I started relaying all these thoughts to Aaron and God began to stir in our heart a deep and true love for our childs birth parents. We had no idea who they would be, but we were praying for them and loving them and asking God to protect their body, heart, mind and soul. We were actively pursuing a relationship with this person before we even knew who this person was. God changed our hearts and gave us a peace about our relationship with whoever would be our childs birth parent.

When you are doing a domestic adoption both the adoptive parents and the birth parents can decide on what level of openness they both desire for the relationship. We were very much for a super open adoption. We wanted our child to know where they came from, who they looked like, & where they got their crazy traits from. These things were important to us and we knew that one day they would be even more important to our child.

When we found out we were chosen to be Deacon's parents by his first mom we were so thrilled, but a little bummed that she wanted no contact with us after the adoption. My heart was broken for me, but more for my sweet son who would never know his history. I cried out to God to do something to ease this for us or to change her heart.

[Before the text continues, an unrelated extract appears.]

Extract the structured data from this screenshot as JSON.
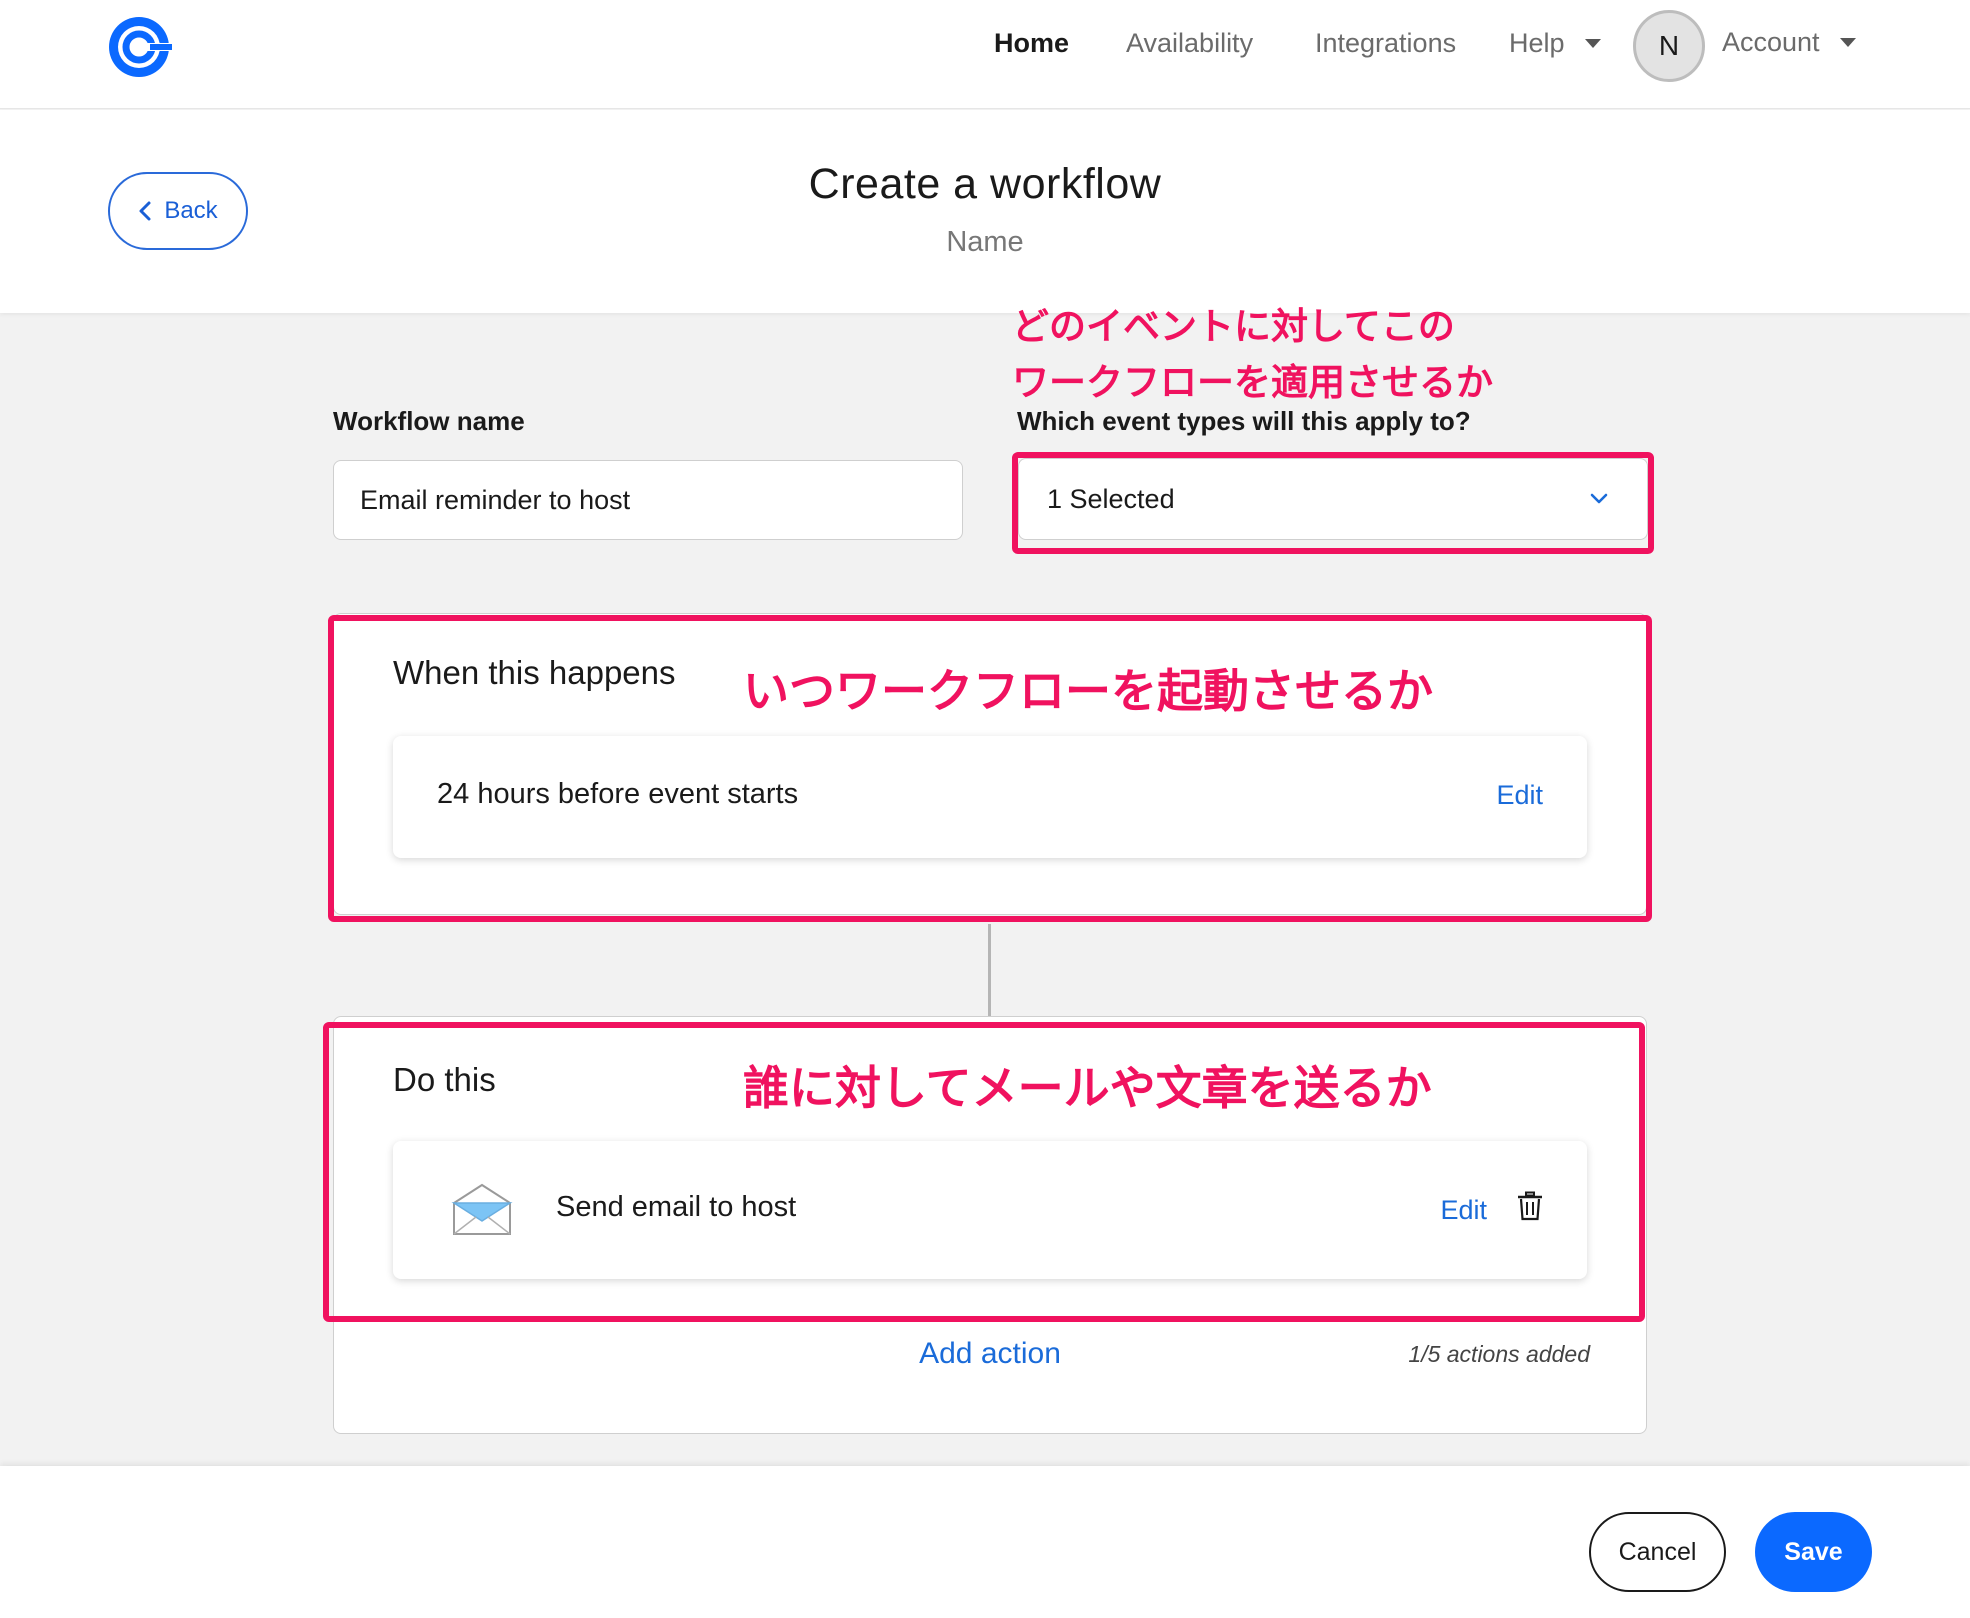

Deacon was born on a Friday and we were told that she still didn't want to meet us or see him after the birth. Once again I was broken for her and all the pain she must be enduring. On Saturday the social worker came to me and told me that the birth mom wanted to meet me. OH MY WORD. I was so nervous and so alone. Aaron had already flown back to his gig he was at and it would just be me. Just me meeting the woman that just birthed the child that I was hoping would be mine in a few days. I was already in love with this boy. He had stolen my heart. What if she met me and changed her mind? What if I said something really stupid? What do I say to her? Thanks? No, that is is dumb and weird.

We met for about 15 min in her hospital room and I admit it was one of the most awkward moments of my entire life. I mean truly what do you say to a woman that just birthed a child and now wants you to be his mommy? It is humbling and weird all at the same time. It ended up going okay and I left feeling good.

Deacon's birth mom signed her rights away on a Monday and that Tuesday we spent the entire day with her at the interim care moms house. It was a dream come true. We were with her and she was with us and we were learning about her and her life. At this point I didn't know if we would ever see her again, so I felt as though I had to soak it all up so that one day I could look at Deacon and tell him about her. I needed to give that to him. He needed that and deserved that.

Four years later we have a great relationship with Deacon's birth mother. She has been to many of Aaron's shows and we just had lunch with her a few months ago. Deacon knows that he was in her tummy, but I'm not sure how much he gets of that as a four year old. He knows he was adopted and we will forever tell him the story of our journey to him and how God brought him to our family. He has changed our lives and many lives around him. He is a joy to parent and I'm honored that his first mom chose me to be his mommy!


Jamie Ivey